This is also the option you would use to refinance a non-VA mortgage into a VA home loan.
The VA loan limits are the same as the ones the Federal Housing Finance Agency (FHFA) sets for Fannie Mae and Freddie Mac. That is, the VA will allow qualified individuals to borrow up to those limits without a down payment or having to pay mortgage insurance. In most of the United State, that limit is $417,000, but it goes as high as $625,500 in counties with high-priced real estate markets.
So if you have a $300,000 home and owe $200,000 on your VA mortgage, you can only borrow up to $100,000 in a VA cash-out refinance. However, if you owe $300,000 on a $500,000 home in a county with a $417,000 loan limit, you would only be able to borrow up to $117,000 in a cash-out refinance.

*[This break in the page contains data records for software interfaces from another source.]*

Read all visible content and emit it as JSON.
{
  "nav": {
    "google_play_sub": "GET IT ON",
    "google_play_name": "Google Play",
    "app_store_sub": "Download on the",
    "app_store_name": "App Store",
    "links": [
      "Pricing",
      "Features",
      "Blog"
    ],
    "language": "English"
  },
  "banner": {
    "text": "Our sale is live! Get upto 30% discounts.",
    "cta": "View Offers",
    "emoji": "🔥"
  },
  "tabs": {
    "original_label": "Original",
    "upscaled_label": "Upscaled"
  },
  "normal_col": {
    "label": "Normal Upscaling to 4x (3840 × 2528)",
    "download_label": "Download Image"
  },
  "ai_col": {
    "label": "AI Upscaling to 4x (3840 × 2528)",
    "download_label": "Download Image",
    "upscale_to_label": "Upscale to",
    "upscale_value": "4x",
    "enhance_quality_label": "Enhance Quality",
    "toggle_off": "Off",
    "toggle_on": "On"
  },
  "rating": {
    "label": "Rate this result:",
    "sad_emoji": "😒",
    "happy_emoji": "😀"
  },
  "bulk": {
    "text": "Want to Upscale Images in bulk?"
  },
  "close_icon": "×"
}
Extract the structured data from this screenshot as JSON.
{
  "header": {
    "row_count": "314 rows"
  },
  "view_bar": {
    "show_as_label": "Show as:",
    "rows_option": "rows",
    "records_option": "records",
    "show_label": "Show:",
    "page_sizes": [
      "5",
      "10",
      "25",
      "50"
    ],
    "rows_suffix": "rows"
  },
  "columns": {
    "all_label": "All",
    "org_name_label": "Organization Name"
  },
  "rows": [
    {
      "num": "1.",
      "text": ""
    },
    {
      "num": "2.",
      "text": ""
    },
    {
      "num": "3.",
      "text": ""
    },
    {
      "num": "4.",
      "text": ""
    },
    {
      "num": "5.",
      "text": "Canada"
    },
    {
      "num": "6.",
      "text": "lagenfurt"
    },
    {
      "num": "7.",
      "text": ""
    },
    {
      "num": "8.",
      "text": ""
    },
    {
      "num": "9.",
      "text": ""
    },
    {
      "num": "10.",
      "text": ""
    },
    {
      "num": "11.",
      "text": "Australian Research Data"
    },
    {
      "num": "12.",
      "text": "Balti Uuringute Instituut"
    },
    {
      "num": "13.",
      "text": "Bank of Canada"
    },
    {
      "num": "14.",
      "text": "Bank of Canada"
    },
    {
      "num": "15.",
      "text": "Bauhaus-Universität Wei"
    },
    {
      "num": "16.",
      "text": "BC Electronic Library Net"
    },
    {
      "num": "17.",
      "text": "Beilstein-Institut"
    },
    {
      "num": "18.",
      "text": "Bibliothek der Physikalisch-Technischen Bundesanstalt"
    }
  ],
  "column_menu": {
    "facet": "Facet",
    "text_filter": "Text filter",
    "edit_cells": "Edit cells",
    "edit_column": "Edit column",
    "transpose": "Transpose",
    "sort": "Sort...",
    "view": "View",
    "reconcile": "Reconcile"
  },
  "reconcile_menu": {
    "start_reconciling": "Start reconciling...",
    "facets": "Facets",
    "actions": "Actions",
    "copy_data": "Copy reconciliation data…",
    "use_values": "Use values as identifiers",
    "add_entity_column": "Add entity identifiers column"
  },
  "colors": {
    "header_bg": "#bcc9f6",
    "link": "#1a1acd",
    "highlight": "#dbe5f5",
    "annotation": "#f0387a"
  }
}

The VA charges a funding fee of 2.1 percent for regular military veterans and service personnel on their first cash-out refinance, and 2.4 percent for those from the Reserves or National Guard (same as on purchase loans). On subsequent cash-out refinances, the fee is 3.3 percent. These fees are waived for veterans with service-related disabilities and the survivors of veterans who died in service.
A cash-out refinance is the only way to borrow against your home equity using a VA loan; the VA does not guarantee home equity loans or lines of credit. However, if you don't wish to refinance your entire VA loan, you can still do a conventional home equity loan or home equity line of credit (HELOC) through any lender offering them. Having a VA mortgage doesn't prevent you from going elsewhere for a home equity loan; those loans simply won't be backed by the VA.
It's worth noting that the VA doesn't make loans itself, but only guarantees loans made by private lenders to eligible veterans and others. The interest rates and fees charged by those lenders may vary, so it's a good idea to shop around for the best deal.
If you served during wartime for at least 90 consecutive days, or during peacetime for at least 181 consecutive days, you're eligible for this loan. Active duty personnel are eligible after 90 days of active service. Reservists are also eligible, provided you've served for at least six years. These can be non-consecutive years, and from any branch of the Reserves.
One of the most confusing things about VA loans is what is known as the entitlement. While the concept itself is fairly straightforward...
VA home loans have many advantages for veterans and service members, including up to 100 percent financing, low loan rates and closing costs, and no private mortgage insurance.
One of the top perks the nation offers its veterans is subsided mortgages through the VA Home Loan Program. And in recent years, demand has been surging.
Latest from our Contributors
Browse Mortgage Rates
Browse our comprehensive guides to popular topics related to mortgage and personal finance.